America's allies must stick together in the "war on terrorism", US President George W Bush has said.
The Spanish election has dented Mr Bush's "coalition of the willing"
He urged nations to keep their forces in Iraq, following a threat by the new Spanish prime minister to withdraw his country's troops.
They were his first detailed comments since the devastating train bombs in Madrid last Thursday.
Meanwhile, Spanish police are reported to have identified six Moroccan men they believe were behind the attacks.
The El Pais newspaper quoted security sources as saying that five were still at large but one - Jamal Zougam - was in custody.
Mr Zougam was arrested on Saturday with two other Moroccans and two Indians.
Tuesday evening saw several thousand people, including the queen of Spain, gather in Madrid's largest cathedral for a memorial service to remember the 201 people killed by last week's bombings.
European leaders are calling for a co-ordinated policy to prevent similar attacks in the future.
At a meeting in Paris, French President Jacques Chirac and German Chancellor Gerhard Schroeder called for improved co-operation between intelligence services and an EU-wide plan of action.
Police in London have warned that a major attack there is inevitable, but are urging people to go about their lives normally.
'Side-by-side with Iraqi people'
Mr Bush said the goal of the "cold-blooded killers" who carried out attacks like the Madrid bombings was "to try to get the world to cower... to try to shake our will".
He added: "It is essential that the free world remain strong and resolute and determined."
He was speaking after a meeting in Washington with Dutch Prime Minister Jan Peter Balkenende - whose country has itself deployed troops in Iraq, against significant public opposition.
The bomb attacks have prompted concern throughout Europe
The Netherlands and Denmark have both said they will keep their troops in Iraq, despite the incoming Spanish prime minister's announcement.
One of the first post-election statements of Jose Luis Rodriguez Zapatero was a pledge to pull Spain's 1,300 troops out of Iraq unless the United Nations took command of the operation.
"It is essential that we remain side-by-side with the Iraqi people," said Mr Bush.
"Al-Qaeda understands the stakes.

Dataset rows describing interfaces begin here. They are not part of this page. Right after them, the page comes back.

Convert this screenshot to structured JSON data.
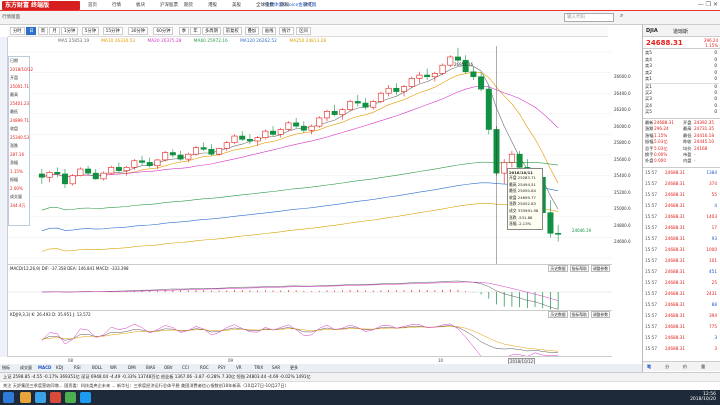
{
  "app": {
    "logo": "东方财富 终端版",
    "window_controls": "— ❐ ✕"
  },
  "top_menu": [
    "首页",
    "行情",
    "板块",
    "沪深股票",
    "期货",
    "港股",
    "美股",
    "全球指数",
    "期权",
    "外汇",
    "基金",
    "债券",
    "自选股",
    "条件",
    "F10资料",
    "资讯",
    "直播",
    "选股",
    "数据中心",
    "交易",
    "资金",
    "帮助"
  ],
  "top_notice": "免费体验Choice金融终端",
  "search": {
    "placeholder": "输入代码",
    "label": "道琼斯"
  },
  "toolbar_sector": "行情版面",
  "chart_toolbar": {
    "periods": [
      "分时",
      "日",
      "周",
      "月",
      "1分钟",
      "5分钟",
      "15分钟",
      "30分钟",
      "60分钟",
      "季",
      "年",
      "多周期"
    ],
    "active_period": "日",
    "buttons": [
      "前复权",
      "叠加",
      "画线",
      "统计",
      "区间"
    ]
  },
  "ma_line": [
    {
      "label": "MA5 25853.19",
      "color": "#6d6d6d"
    },
    {
      "label": "MA10 26330.53",
      "color": "#e59a00"
    },
    {
      "label": "MA20 26375.28",
      "color": "#d636c8"
    },
    {
      "label": "MA60 25972.16",
      "color": "#2d9b48"
    },
    {
      "label": "MA120 26262.52",
      "color": "#2e6fcf"
    },
    {
      "label": "MA250 24813.28",
      "color": "#d8a200"
    }
  ],
  "tooltip": {
    "date": "2018/10/11",
    "rows": [
      "开盘 25283.71",
      "最高 25494.51",
      "最低 25050.84",
      "收盘 24699.77",
      "涨跌 25052.83",
      "成交 333991.98",
      "涨跌 -531.88",
      "涨幅 -2.13%"
    ]
  },
  "left_panel": [
    "日期",
    "2018/10/12",
    "开盘",
    "25001.71",
    "最高",
    "25401.23",
    "最低",
    "24899.71",
    "收盘",
    "25340.53",
    "涨跌",
    "287.16",
    "涨幅",
    "1.15%",
    "振幅",
    "2.00%",
    "成交量",
    "344.4万"
  ],
  "annotations": {
    "high": "26951.16",
    "low": "24646.19"
  },
  "yaxis_main": [
    "26600.0",
    "26400.0",
    "26200.0",
    "26000.0",
    "25800.0",
    "25600.0",
    "25400.0",
    "25200.0",
    "25000.0",
    "24800.0",
    "24600.0"
  ],
  "macd_label": "MACD(12,26,9)  DIF: -37.358  DEA: 146.841  MACD: -333.398",
  "kdj_label": "KDJ(9,3,3)  K: 26.493  D: 35.951  J: 13.572",
  "panel_buttons": [
    "历史数据",
    "指标帮助",
    "调整参数"
  ],
  "xaxis": [
    "08",
    "09",
    "10",
    "2018/10/12"
  ],
  "bottom_tabs": [
    "指标",
    "成交量",
    "MACD",
    "KDJ",
    "RSI",
    "BOLL",
    "WR",
    "DMI",
    "BIAS",
    "OBV",
    "CCI",
    "ROC",
    "PSY",
    "VR",
    "TRIX",
    "SAR",
    "更多"
  ],
  "ticker": "上证 2598.85  -4.55  -0.17%  369351亿   深证 6948.04  -4.49  -0.33%  13748百亿   创业板 1367.06  -3.87  -0.28%   7.30亿   恒指 24803.44  -4.69  -0.02%  1491亿",
  "news": "关注  天舒集团三季度营收同增...  国资委：科技类央企未来 ... 新华社：三季度经济运行总体平稳  美国消费者信心指数创18年新高（10月27日-10月27日）",
  "right_panel": {
    "title": "道琼斯",
    "code": "DJIA",
    "price": "24688.31",
    "change": "296.24",
    "pct": "1.15%",
    "order_levels": [
      "卖5",
      "卖4",
      "卖3",
      "卖2",
      "卖1",
      "买1",
      "买2",
      "买3",
      "买4",
      "买5"
    ],
    "stats": [
      {
        "k": "最新",
        "v": "24688.31",
        "k2": "开盘",
        "v2": "24392.35"
      },
      {
        "k": "涨跌",
        "v": "296.24",
        "k2": "最高",
        "v2": "24731.35"
      },
      {
        "k": "涨幅",
        "v": "1.15%",
        "k2": "最低",
        "v2": "24416.18"
      },
      {
        "k": "振幅",
        "v": "5.03亿",
        "k2": "昨收",
        "v2": "24445.10"
      },
      {
        "k": "总手",
        "v": "5.03亿",
        "k2": "均价",
        "v2": "24168"
      },
      {
        "k": "换手",
        "v": "0.00%",
        "k2": "市盈",
        "v2": "-"
      },
      {
        "k": "外盘",
        "v": "0.000",
        "k2": "内盘",
        "v2": "-"
      }
    ],
    "ticks": [
      {
        "t": "15:57",
        "p": "24688.31",
        "v": "1384"
      },
      {
        "t": "15:57",
        "p": "24688.31",
        "v": "374"
      },
      {
        "t": "15:57",
        "p": "24688.31",
        "v": "55"
      },
      {
        "t": "15:57",
        "p": "24688.31",
        "v": "4"
      },
      {
        "t": "15:57",
        "p": "24688.31",
        "v": "1403"
      },
      {
        "t": "15:57",
        "p": "24688.31",
        "v": "17"
      },
      {
        "t": "15:57",
        "p": "24688.31",
        "v": "93"
      },
      {
        "t": "15:57",
        "p": "24688.31",
        "v": "1000"
      },
      {
        "t": "15:57",
        "p": "24688.31",
        "v": "101"
      },
      {
        "t": "15:57",
        "p": "24688.31",
        "v": "451"
      },
      {
        "t": "15:57",
        "p": "24688.31",
        "v": "25"
      },
      {
        "t": "15:57",
        "p": "24688.31",
        "v": "2431"
      },
      {
        "t": "15:57",
        "p": "24688.31",
        "v": "88"
      },
      {
        "t": "15:57",
        "p": "24688.31",
        "v": "394"
      },
      {
        "t": "15:57",
        "p": "24688.31",
        "v": "775"
      },
      {
        "t": "15:57",
        "p": "24688.31",
        "v": "3"
      },
      {
        "t": "15:57",
        "p": "24688.31",
        "v": "3"
      }
    ],
    "tabs": [
      "笔",
      "分",
      "价",
      "量"
    ]
  },
  "taskbar": {
    "time": "12:56",
    "date": "2018/10/20"
  },
  "chart_data": {
    "type": "candlestick",
    "ylim": [
      24400,
      26900
    ],
    "candles": [
      [
        25420,
        25480,
        25300,
        25380
      ],
      [
        25380,
        25460,
        25320,
        25440
      ],
      [
        25440,
        25500,
        25380,
        25420
      ],
      [
        25420,
        25480,
        25250,
        25300
      ],
      [
        25300,
        25420,
        25280,
        25400
      ],
      [
        25400,
        25500,
        25390,
        25480
      ],
      [
        25480,
        25520,
        25400,
        25430
      ],
      [
        25430,
        25480,
        25350,
        25360
      ],
      [
        25360,
        25450,
        25340,
        25430
      ],
      [
        25430,
        25520,
        25420,
        25500
      ],
      [
        25500,
        25560,
        25440,
        25460
      ],
      [
        25460,
        25520,
        25400,
        25500
      ],
      [
        25500,
        25600,
        25470,
        25580
      ],
      [
        25580,
        25640,
        25530,
        25560
      ],
      [
        25560,
        25620,
        25500,
        25520
      ],
      [
        25520,
        25600,
        25480,
        25590
      ],
      [
        25590,
        25700,
        25570,
        25680
      ],
      [
        25680,
        25720,
        25620,
        25650
      ],
      [
        25650,
        25700,
        25580,
        25600
      ],
      [
        25600,
        25680,
        25560,
        25660
      ],
      [
        25660,
        25760,
        25640,
        25740
      ],
      [
        25740,
        25800,
        25700,
        25720
      ],
      [
        25720,
        25780,
        25640,
        25660
      ],
      [
        25660,
        25740,
        25640,
        25730
      ],
      [
        25730,
        25820,
        25700,
        25800
      ],
      [
        25800,
        25900,
        25780,
        25880
      ],
      [
        25880,
        25940,
        25820,
        25840
      ],
      [
        25840,
        25900,
        25780,
        25820
      ],
      [
        25820,
        25880,
        25760,
        25860
      ],
      [
        25860,
        25960,
        25840,
        25940
      ],
      [
        25940,
        26000,
        25880,
        25900
      ],
      [
        25900,
        25980,
        25860,
        25960
      ],
      [
        25960,
        26060,
        25940,
        26040
      ],
      [
        26040,
        26100,
        25980,
        26000
      ],
      [
        26000,
        26060,
        25920,
        25950
      ],
      [
        25950,
        26020,
        25900,
        26000
      ],
      [
        26000,
        26120,
        25980,
        26100
      ],
      [
        26100,
        26200,
        26060,
        26180
      ],
      [
        26180,
        26260,
        26120,
        26140
      ],
      [
        26140,
        26220,
        26080,
        26200
      ],
      [
        26200,
        26320,
        26180,
        26300
      ],
      [
        26300,
        26380,
        26240,
        26280
      ],
      [
        26280,
        26340,
        26200,
        26230
      ],
      [
        26230,
        26320,
        26200,
        26300
      ],
      [
        26300,
        26420,
        26280,
        26400
      ],
      [
        26400,
        26500,
        26360,
        26460
      ],
      [
        26460,
        26520,
        26380,
        26420
      ],
      [
        26420,
        26500,
        26360,
        26480
      ],
      [
        26480,
        26600,
        26460,
        26580
      ],
      [
        26580,
        26660,
        26520,
        26620
      ],
      [
        26620,
        26700,
        26560,
        26600
      ],
      [
        26600,
        26660,
        26540,
        26640
      ],
      [
        26640,
        26760,
        26620,
        26740
      ],
      [
        26740,
        26860,
        26720,
        26840
      ],
      [
        26840,
        26951,
        26780,
        26800
      ],
      [
        26800,
        26860,
        26640,
        26660
      ],
      [
        26660,
        26720,
        26560,
        26600
      ],
      [
        26600,
        26650,
        26420,
        26450
      ],
      [
        26450,
        26500,
        25900,
        25960
      ],
      [
        25960,
        26000,
        25400,
        25430
      ],
      [
        25430,
        25600,
        25300,
        25560
      ],
      [
        25560,
        25700,
        25500,
        25660
      ],
      [
        25660,
        25700,
        25480,
        25500
      ],
      [
        25500,
        25600,
        25200,
        25250
      ],
      [
        25250,
        25400,
        25050,
        25380
      ],
      [
        25380,
        25400,
        24900,
        24950
      ],
      [
        24950,
        25100,
        24646,
        24700
      ],
      [
        24700,
        24800,
        24600,
        24688
      ]
    ]
  }
}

Al-Qaeda wants us out of Iraq because al-Qaeda wants to use Iraq as an example of defeating freedom and democracy."
Mr Bush did not refer to elections in Spain on Sunday, which saw a surprise victory for the socialists amid public anger at the government's handling of Thursday's bombs and its participation in the Iraq invasion.
However, the BBC's Washington correspondent Rob Watson says there is no doubt the Bush administration has been stung by the results.
US administration officials say President Bush has already called several world leaders to insist they remain on the offensive in the war against terrorism.
And White House spokesman Scott McClellan cautioned Spaniards and others against sending a "terrible message" by letting terrorists influence their elections and policies.
In an interview with the BBC, US Defence Secretary Donald Rumsfeld that "obviously one would prefer that more countries would come in than a country leave".
But, he suggested, Spain's pledge could prompt other countries to "step in" and send troops.